Gresham police interviewed the three suspects - all of whom are 15 years old - on Aug. 16, and released them to their parents, said Sgt. Wally Coon, Gresham police spokesman.
The boys - two from Gresham and one from Welches - caused more than $1,000 damage to a vehicle when they detonated a bomb inside the car at a movie theater on Stark Street.
In another incident, they are suspected of setting off a bomb outside a car in a parking lot at Mt. Hood Community College. The bomb exploded as the vehicle's owner was walking up to the vehicle, but the owner was not injured.
The suspects also threw a bomb near a crowd of boys in the 5000 block of Southeast 22nd Street in Gresham. The bomb went off, showering one boy's backpack with molten metal, Coon said.
The crowd of boys identified the suspects, which is how police apprehended them, Coon said.
Police suspect the three juveniles also are responsible for bombings involving a mailbox in the 3000 block of Southeast 282nd Avenue and on the grounds of Kelly Creek Elementary School.
The boys used a toilet bowl cleaner called the Works, strips of aluminum foil and plastic bottles to create the bombs, also known as Works Bombs. They learned how to make them by watching YouTube, Coon said.
Chemicals in the cleaner react with the metal, creating heat and gases that explode. The heat also melts the aluminum foil, creating molten metal that can cause serious injury to those detonating the bomb or others nearby.

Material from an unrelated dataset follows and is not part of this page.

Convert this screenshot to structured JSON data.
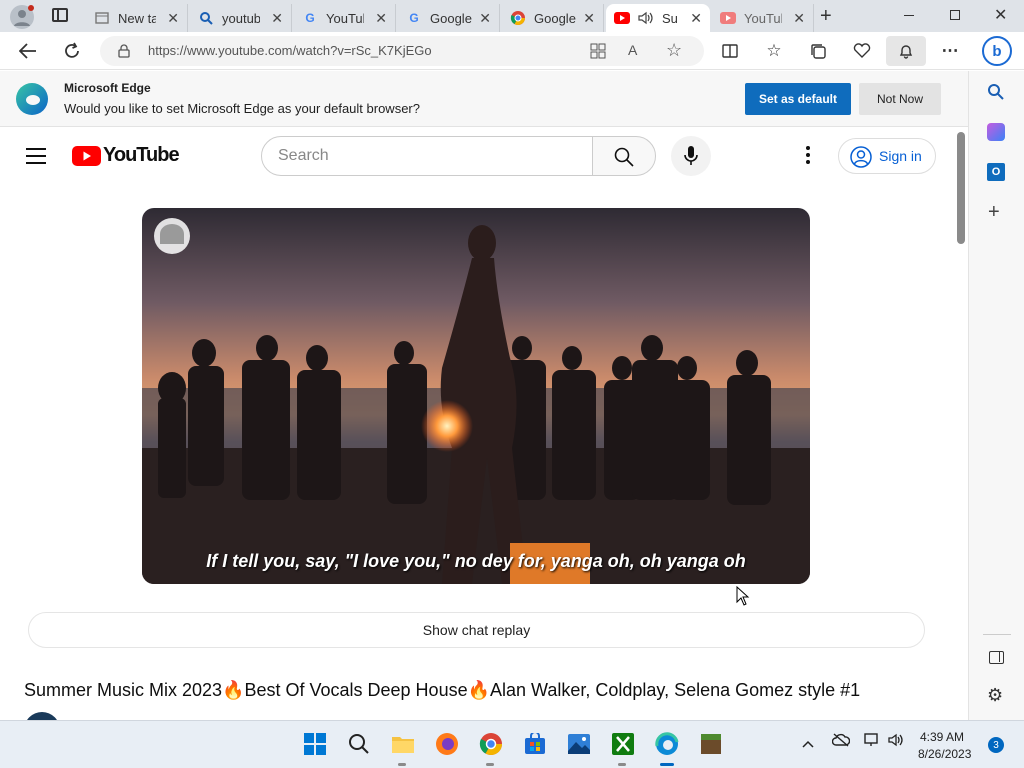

Coon encourages parents to check Internet histories on home computers to see what their children are reading about online. Look for toilet cleaner and aluminum foil in your teen's bedroom; also be aware of plastic bottle remnants that appear shredded, especially if there are droplets of metal nearby.
Anyone with information on these bombings or similar bombings is asked to call the Gresham Police Department at 503-618-2318.